    Thanks for pointing this out, Isa. I’ve been wondering myself.

    I’m not sure if Kickstarter (as in – the site itself) will win out – but it’s certainly gotten a few core elements right for this model, elements that probably would be replicable, by author or by another competitor.

    And I’m not too worried about the selection process. Sure, it may be selective, and it may seem arbitrary, but this can be good, if only to force people to reconsider submitting their project for peer review (and to consciously seek to improve on what they have in order to ‘make the cut’, whatever making the cut means).

    And the great thing about the Internet is that it’s self-correcting. Kickstarter sucks? Start a new one. And I bet – it won’t be too long before we see the alternatives.

  • Clare K. R. Miller

    There already is at least one alternative–I just can’t remember what it’s called! This is annoying me, hopefully someone else will come in with it. From what I saw of this Kickstarter-like-website-whose-name-I-can’t-remember it seemed more indie and hopefully it is less picky in what it allows.

    I hadn’t realized that Kickstarter’s criteria had changed, but it makes sense now that I think about it. There’s far fewer projects that I’m interested in, and far more that seem like they already have a good base.

    However, I will point to one weblit-related Kickstarter project: It’s an online fiction magazine. (I theoretically edit for them, but I don’t actually have a story to work with yet.)

  • Eli James

    Brilliant – thanks Clare, linking to that next.

  • Clare K. R. Miller

    Ha! I found it, thanks to Tonya Moore and fiction2.0!

  • Eli James

    So that was what it was! Thanks, Clare. :)

  • Isa

    ….never seen fiction2.0 before XD Eli you’ll give us an update on the NYT mission, yes? I have lots of thoughts about this but cannot join the group

  • Eli James

    How come? Is there something wrong with Google Groups? :( And, yes, Isa, I’ll leave lots of updates on the NYT mission – you can leave that to me.

  • Isa

    Other than past negative experience with GGs … my google account is for work and google makes it very difficult to manage multiple identities :)

  • Katherine

    I think the alternative Clare is thinking of is IndieGoGo. It allows anyone to post their project and even gives you the money if your funding is unsuccessful. There is no selection/vetting process. (Basically all the things Isa is talking about.)

  • mediaChick

    I successfully used Kickstarter to fund a research and media-gathering trip to Denmark earlier this year in support of my serialized semi-autobiography The Miracle in July:

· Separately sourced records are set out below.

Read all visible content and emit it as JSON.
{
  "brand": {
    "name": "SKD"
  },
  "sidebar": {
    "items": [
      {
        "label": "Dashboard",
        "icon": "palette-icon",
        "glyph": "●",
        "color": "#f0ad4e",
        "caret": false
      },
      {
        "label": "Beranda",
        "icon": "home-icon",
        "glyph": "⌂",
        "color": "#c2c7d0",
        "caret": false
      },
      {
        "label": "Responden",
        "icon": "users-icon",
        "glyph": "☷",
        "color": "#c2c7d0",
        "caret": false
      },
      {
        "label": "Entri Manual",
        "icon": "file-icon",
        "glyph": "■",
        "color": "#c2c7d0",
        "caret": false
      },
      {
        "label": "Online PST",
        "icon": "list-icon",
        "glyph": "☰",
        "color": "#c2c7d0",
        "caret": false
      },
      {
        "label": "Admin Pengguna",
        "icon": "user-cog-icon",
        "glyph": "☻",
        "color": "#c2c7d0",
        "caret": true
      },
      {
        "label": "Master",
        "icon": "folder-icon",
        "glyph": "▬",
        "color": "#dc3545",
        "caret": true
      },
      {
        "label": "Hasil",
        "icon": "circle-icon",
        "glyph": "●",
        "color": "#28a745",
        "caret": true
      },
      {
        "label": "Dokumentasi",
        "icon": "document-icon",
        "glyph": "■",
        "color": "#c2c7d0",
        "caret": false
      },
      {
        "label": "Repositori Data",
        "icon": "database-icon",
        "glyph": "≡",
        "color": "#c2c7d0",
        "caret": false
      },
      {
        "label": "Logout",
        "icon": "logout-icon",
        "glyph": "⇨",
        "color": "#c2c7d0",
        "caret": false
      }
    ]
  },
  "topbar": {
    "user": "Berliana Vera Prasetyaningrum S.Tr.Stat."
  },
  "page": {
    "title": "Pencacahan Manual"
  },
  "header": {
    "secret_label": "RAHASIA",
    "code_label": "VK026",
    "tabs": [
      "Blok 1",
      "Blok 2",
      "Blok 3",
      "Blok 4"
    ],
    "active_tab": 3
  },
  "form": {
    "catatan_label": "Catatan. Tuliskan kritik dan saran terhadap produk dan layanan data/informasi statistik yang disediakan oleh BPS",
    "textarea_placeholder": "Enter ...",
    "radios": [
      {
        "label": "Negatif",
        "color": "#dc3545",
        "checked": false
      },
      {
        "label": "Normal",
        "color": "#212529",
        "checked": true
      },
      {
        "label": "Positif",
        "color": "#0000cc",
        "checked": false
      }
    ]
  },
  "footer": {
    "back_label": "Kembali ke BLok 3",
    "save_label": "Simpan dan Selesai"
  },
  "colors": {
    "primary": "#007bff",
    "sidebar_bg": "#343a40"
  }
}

    Kickstarter *is* very selective but can be an extremely lucrative fundraising option, especially for authors who have already built an online community around their work. I found the “all or nothing” rule (which kept me from pursuing Kickstarter as a fundraising option for a long time at first) turned out to work out in my favor. People who backed my fundraising campaign became emotionally invested in the success of my efforts, and as the days wound down they began to promote the campaign on their own. My backers are my partners, plain and simple.

    The Kickstarter campaign also brought many new readers to my story and attention from the press and universities, so my experience with the philanthropy website was overwhelmingly positive. However, it’s not for the faint of heart. You must be “in it to win it” once your proposal gets accepted.

  • jann

    if you are a musician you should also checkout crowdfunding site PledgeMusic at – it is a specialist Direct-to-Fan crowdfunding platform for musicians and bands …

  • ashnyc

    You should also checkout crowdfunding site bookraiser at – its a site the helps you accept goods instead of cash, basically people can donate there unwanted used media, books, cd, dvd, and games and turn that into cash for your project.

  • Bengfisher


    They don’t fund art, they fund projects that will make them money, because they take a percentage of the money raised.

  • Clockwork Gypsy

    The problem with Kickstarter is that they are about looking cool, not funding art, or anything else. They turned down multiple very serious projects about making alternative energy sources available to rural areas, educational projects, art projects that have serious social value. They prefer their artists in skinny jeans.